Asian stocks rallied on Monday, snapping five straight sessions of losses, as talk of slower-than-expected Chinese inflation helped drive Shanghai's main share index to its best level in seven weeks.
European equity markets were expected to open higher, with financial spreadbetters calling Britain's FTSE 100 <.FTSE> up 0.2 percent, Germany's DAX <.GDAXI> up 0.3 percent and France's CAC-40 <.FCHI> up 0.5 percent. <.EU> <.L>
Emerging Asia equity markets were among the best performers, following a recent sell-off on worries about whether authorities will be successful in tackling inflation.
Ultimately I think they will be successful, but we probably won't know that until mid-year or second half of the year. In the meantime markets will be worried about it periodically, said Shane Oliver, head of investment strategy at AMP Capital Investors in Sydney.
Asian markets have had a sharp fall year-to-date. The good news coming out of Egypt, which sparked a rally in the U.S. and Europe has flowed through to Asia.
Egyptian President Hosni Mubarak has handed power over to the army, bowing to escalating pressure from the military and protesters demanding he goes. His departure helped ease geopolitical tensions and partially revived investors' appetite for risk.
The Nikkei <.N225> climbed 1.1 percent, while shares elsewhere in Asia <.MIAPJ0000PUS> gained 1.7 percent, bouncing off 2-1/2 month lows set last Friday. <.T>
Australia's S&P/ASX 200 index <.AXJO> rose 1.1 percent, Hong Kong's Hang Seng index <.HSI> put on 1.1 percent and the Shanghai Composite Index <.SSEC> advanced 2.2 percent. <.AX> <.SS>
Traders said China's consumer price index may have risen 4.9 percent in the year to January, well below the consensus forecast of 5.3 percent, a day ahead of the official release.
There was little reaction to data showing Japan's economy shrank less than expected in the final quarter of last year. Analysts expect a recovery this year on stronger exports to China and other parts of fast-growing Asia.

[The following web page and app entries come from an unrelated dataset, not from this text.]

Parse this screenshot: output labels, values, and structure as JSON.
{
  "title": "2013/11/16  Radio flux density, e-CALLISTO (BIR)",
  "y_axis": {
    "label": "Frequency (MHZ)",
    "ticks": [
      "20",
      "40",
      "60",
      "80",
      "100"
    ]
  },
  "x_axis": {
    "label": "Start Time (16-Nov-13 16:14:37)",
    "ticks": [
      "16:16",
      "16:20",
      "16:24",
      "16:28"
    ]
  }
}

Data on Monday showed China's imports rose 51 percent in January, blowing past forecasts for a 28 percent rise, underscoring the country's efforts to shift its economy toward greater reliance on domestic consumption.
Last week, the MSCI Asia Pacific equity index, excluding Japan, fell 2.65 percent, suffering its biggest weekly drop since August 2010.

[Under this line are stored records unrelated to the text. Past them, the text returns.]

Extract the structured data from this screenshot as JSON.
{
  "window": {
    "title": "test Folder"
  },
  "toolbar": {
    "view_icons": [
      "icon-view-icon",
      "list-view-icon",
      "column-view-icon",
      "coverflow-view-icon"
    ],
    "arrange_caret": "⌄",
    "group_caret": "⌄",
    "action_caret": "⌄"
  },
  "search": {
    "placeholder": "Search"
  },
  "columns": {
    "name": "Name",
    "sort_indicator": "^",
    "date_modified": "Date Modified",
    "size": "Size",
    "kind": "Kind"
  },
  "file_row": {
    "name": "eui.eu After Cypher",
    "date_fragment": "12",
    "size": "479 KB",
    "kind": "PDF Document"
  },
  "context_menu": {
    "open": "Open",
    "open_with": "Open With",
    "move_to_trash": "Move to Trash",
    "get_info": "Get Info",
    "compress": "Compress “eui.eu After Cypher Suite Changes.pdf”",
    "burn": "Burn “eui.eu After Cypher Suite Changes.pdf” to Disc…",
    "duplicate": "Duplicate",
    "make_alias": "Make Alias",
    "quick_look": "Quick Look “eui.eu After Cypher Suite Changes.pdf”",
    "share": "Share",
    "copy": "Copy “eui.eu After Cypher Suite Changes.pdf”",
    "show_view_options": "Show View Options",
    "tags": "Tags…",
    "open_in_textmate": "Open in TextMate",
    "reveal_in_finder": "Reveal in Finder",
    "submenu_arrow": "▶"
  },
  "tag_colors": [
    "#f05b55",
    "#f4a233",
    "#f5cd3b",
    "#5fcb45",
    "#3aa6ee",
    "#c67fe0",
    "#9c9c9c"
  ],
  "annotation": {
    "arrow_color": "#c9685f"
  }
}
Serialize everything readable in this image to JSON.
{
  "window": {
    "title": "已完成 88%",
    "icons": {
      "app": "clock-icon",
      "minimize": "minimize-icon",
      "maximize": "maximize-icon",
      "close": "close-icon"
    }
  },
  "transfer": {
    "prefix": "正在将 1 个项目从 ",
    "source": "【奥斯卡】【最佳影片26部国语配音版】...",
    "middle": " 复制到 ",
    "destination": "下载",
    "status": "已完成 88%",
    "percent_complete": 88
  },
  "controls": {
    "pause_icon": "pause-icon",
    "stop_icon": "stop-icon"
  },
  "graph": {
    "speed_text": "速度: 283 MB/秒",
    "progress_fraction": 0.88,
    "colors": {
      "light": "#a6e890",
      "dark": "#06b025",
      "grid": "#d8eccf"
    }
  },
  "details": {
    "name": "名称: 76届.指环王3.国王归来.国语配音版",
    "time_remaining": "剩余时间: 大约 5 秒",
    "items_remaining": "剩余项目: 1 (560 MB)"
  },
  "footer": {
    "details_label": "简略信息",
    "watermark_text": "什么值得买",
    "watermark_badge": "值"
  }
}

Investors pulled out some $3 billion from Emerging Markets Equity Funds tracked by EPFR Global in the week ended February 9. This marked a third straight week of outflows and was the worst three-week run in three years, the fund tracker said.
But Japanese equities, which lagged the region last year, saw some of the best inflows. Japan still has a low price-to-book ratio of 1.2, according to Thomson Reuters StarMine, among the most attractive in Asia. This compares with 2.0 for Hong Kong and 2.5 for Australia.
Investors are seeing value in Japanese exporters geared to fast growing regional emerging markets where the yen's value versus the dollar is not an issue. Inflation is also not an issue for the world's third largest economy, the fund tracker said.
According to figures from Nomura, foreign investors have bought $12.2 billion worth of Japanese stocks so far this year. They sold $210 million of Asian stocks excluding Japan.
Developed markets tend to be much better at dealing with higher input costs from particularly commodities and energy, because they're less sensitive to those factors, said Sean Darby, chief Asian equity strategist at Nomura in Hong Kong.
In the currency market, the dollar eased against a basket of major currencies. Versus the yen, it slipped 0.5 percent to 83.15 as Japanese exporters sold the greenback, taking advantage of its rise last week to a three-week high.
U.S. crude steadied near $85.50 per barrel after falling to 10-week lows, while copper edged up 0.7 percent to $10,030 a tonne. Spot gold was little changed at $1,358 an ounce.
(Additional reporting by Emma Ashburn in Hong Kong; Editing by Alex Richardson)